The interviews for this book were conducted from May 1977 to December 1979. They appeared as cover stories for the __TV Shopper__, a free weekly paper that was distributed to homes and businesses in New York City. Founded by Bruce Logan in the mid-1970s as the __West Side TV Shopper__, it consisted of TV listings, advertisements, and two full-page stories per issue. One was a "friendly" restaurant review of an advertiser; the other was a profile of a prominent resident of the Upper West Side of Manhattan. The honoree's face appeared on the cover, framed by a TV screen.

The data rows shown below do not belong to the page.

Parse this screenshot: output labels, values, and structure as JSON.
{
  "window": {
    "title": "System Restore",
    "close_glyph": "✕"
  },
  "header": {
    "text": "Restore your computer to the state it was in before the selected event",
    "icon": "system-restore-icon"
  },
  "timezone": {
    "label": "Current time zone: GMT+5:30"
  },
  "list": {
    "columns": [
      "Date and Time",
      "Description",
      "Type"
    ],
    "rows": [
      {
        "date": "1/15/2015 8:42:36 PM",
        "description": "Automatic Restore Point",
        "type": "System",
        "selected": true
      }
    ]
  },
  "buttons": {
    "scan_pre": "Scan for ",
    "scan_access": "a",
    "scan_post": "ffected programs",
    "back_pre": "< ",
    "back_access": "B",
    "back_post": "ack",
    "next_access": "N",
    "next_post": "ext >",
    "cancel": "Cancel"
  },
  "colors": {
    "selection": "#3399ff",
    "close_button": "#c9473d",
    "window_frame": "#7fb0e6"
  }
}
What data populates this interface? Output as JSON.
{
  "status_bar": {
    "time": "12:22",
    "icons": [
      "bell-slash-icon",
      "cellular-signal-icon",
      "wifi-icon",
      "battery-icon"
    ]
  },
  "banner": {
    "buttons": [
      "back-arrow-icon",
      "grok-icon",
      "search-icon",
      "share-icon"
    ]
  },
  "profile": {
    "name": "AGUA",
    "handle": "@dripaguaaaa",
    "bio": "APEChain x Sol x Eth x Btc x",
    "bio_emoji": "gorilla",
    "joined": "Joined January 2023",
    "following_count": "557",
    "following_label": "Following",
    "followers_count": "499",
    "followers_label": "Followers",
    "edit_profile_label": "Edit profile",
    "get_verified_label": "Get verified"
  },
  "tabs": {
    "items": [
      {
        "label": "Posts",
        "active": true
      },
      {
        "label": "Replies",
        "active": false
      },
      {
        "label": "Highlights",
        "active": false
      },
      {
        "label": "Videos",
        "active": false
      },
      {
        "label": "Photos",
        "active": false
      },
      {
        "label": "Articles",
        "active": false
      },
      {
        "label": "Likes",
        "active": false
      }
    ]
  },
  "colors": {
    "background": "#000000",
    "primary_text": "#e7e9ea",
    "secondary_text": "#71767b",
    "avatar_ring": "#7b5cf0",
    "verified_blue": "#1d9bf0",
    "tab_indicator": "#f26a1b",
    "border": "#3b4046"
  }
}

The formula was successful enough so that in 1978, Bruce began publishing the __East Side TV Shopper__ as well. My job was to track down the biggest names I could find for both papers, interview them, and write a 900-word story. Most interviewees were in the arts and entertainment industry -- actors, singers, dancers, writers, musicians, news broadcasters and radio personalities. Bruce quickly recruited me to write the restaurant reviews as well. During my two and a half years at the paper, I wrote about 210 interviews. These are my 100 favorites of the ones that survive.
These stories represent my first professional work as a journalist. I arrived in New York City in November 1976 at age 26, hungry for an opportunity to write full-time after spending six years practicing my craft at college and community newspapers in New England. I had just started to sell a few stories in Maine, but realized I would have to move to a big city if I was serious about switching careers from social worker to journalist.
My gigs as an unpaid writer for small local papers included a music column for the __East Boston Community News__ and a theater column for the _Wise Guide_ in Portland, Maine. I had learned the two most important rules of journalism -- get your facts straight and meet your deadlines. I had taught myself Pitman's shorthand and could take notes at 100 words a minute. So I felt ready to make the leap if someone gave me a chance.
Full of hope, I quit my job in rural Maine as a senior citizens' aide, drove to New York, sold my car, moved into an Upper West Side apartment with two aspiring opera singers, and began to look for work.
One aspect of the New York personality, I soon observed, was that the great often mingled freely with the ordinary. At the Alpen Pantry Cafe in Lincoln Center, where I worked briefly, David Hartman, host of _Good Morning America_, came in for his coffee every morning and waited in line like everyone else. John Lennon was said to walk his Westside neighborhood alone, and largely undisturbed.
The other side of the New York mentality was shown by nightclubs surrounded by velvet ropes, where uniformed doormen stood guard like army sentries. Disdaining the riffraff, they picked out certain attractive individuals milling outside and beckoned them to cut through the crowd, pay their admission and enter. The appearance of status counted for much, and many people who lived on 58th Street, one block from Central Park, got their mail through the back entrance so they could claim the higher class address of Central Park West.
In early 1977 my shorthand skills got me a part-time job at the home of Linda Grover, a scriptwriter for the TV soap opera _The Doctors_. On the day I met her, she dictated a half-hour script to me, winging it while glancing at an outline. My trial of fire was to transcribe it, type it up that night and turn it in the next morning for revisions. I got little sleep, but completed the job. After that I became her secretary.